3. Get some confidence or a slice of humble pie.
Being the king or queen of your major doesn’t mean much when you step off the graduation stage and into an office full of seasoned professionals. When I stepped into the workforce, I quickly found that learning doesn’t stop once you finish school. Like all young professionals, I learned a lot of things by trial and error, and while there is a part of me that longs to go back and change a few things, I know that these were simply growing pains. What helped me more than anything was the support around me. I was surrounded by mentors who took the time to invest in me, and that made all the difference. They reassured me of my potential when I felt out of my league and reminded me of all the ways I needed to improve when I got a little too cocky. When you start an internship, you can begin this process of growth, self-realization, and hands-on learning sooner rather than later.
“Your career doesn’t start when you get your first job out of college—it starts when you put your classroom learning into practice. It starts when you utilize your skills and training in a real-world setting, and that is why your college internship matters. It’s a headstart on your career.”

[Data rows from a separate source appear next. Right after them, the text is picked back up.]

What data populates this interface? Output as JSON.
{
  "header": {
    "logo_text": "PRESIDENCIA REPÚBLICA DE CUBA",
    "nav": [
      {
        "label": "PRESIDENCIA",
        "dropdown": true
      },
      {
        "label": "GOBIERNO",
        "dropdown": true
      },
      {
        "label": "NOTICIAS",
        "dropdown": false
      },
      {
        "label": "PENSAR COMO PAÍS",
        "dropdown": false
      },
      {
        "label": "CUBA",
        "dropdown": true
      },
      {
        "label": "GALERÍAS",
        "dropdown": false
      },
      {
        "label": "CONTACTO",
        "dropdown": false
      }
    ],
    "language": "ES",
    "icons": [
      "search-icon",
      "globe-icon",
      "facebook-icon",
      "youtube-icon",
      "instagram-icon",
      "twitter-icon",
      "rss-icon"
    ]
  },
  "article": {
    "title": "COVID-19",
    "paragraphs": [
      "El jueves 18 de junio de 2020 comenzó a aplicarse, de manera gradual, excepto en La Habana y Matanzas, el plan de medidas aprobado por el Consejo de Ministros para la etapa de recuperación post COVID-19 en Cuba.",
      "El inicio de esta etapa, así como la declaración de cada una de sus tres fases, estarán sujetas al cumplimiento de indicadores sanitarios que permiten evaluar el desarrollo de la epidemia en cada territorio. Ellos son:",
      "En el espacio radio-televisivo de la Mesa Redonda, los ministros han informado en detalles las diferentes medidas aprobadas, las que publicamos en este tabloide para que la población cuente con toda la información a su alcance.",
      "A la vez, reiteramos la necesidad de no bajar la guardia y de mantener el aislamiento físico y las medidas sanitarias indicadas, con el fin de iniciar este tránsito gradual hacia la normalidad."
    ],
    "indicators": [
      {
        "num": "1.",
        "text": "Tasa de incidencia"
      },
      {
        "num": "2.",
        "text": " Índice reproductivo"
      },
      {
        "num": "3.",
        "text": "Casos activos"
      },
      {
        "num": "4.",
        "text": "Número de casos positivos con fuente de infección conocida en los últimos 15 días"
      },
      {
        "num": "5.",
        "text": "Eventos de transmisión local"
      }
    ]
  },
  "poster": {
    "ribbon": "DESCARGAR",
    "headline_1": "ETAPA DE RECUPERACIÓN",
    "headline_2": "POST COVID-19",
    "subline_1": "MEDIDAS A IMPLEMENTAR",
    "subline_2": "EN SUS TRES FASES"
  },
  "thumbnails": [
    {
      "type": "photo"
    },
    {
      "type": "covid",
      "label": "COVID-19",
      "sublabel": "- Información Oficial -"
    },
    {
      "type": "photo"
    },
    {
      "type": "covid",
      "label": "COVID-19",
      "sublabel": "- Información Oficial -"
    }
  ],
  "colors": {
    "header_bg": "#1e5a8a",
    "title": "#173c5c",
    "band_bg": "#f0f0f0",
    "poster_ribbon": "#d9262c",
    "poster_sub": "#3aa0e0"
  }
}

4. Land a job
You knew this one was coming. If you were to ask most people ‘why should I get an internship?’, this would probably be the most common response. So, why does an internship make that much of a difference when it comes to landing a full-time position? Because…
“…when you are an intern, every day is an opportunity to prove your worth to your employer.”
Most employers would rather consider current employees with proven experience and internal knowledge of the company before looking elsewhere. From an employer’s perspective, there is no better way of knowing if someone will meet their expectations than by seeing them in action for themselves.
According to the National Association of Colleges and Employers, over 70 percent of employers end up offering their interns full-time jobs. That’s right—70 percent!
For many organizations, their internships are sought after by the brightest and most promising candidates. Interns are handpicked by recruiters and staff members. If a candidate is selected and then proves him/herself on the job, then why wouldn’t an employer consider these individuals for a full-time position?
So, does your college internship matter? Statistics and thousands of accounts from college graduates certainly indicate a strong ‘yes.’ Now, does this mean you have to get an internship in college to be successful? Not necessarily. Depending on your field of study, it may or may not be quite as vital. But, for many, it can make all the difference.
Call it a shameless plug if you’d like, but at SAGU, our Career Development office goes above and beyond to make sure our students get plugged into not just any internship—but the right one. Maybe I’m a little biased, but I’ve seen firsthand the impact of the ‘right internship.’ If you’re interested in learning more about the ways this department gets our students what they need, click here.
About the Author
Andrew received a bachelor’s degree in Journalism (2015) and a master’s degree in Strategic Communication (2022). Seeing the world by way of story, he was drawn to writing and music at a young age. He is also a major foodie which may explain why his shirts “keep getting smaller.” Andrew serves as the managing editor for PrepU.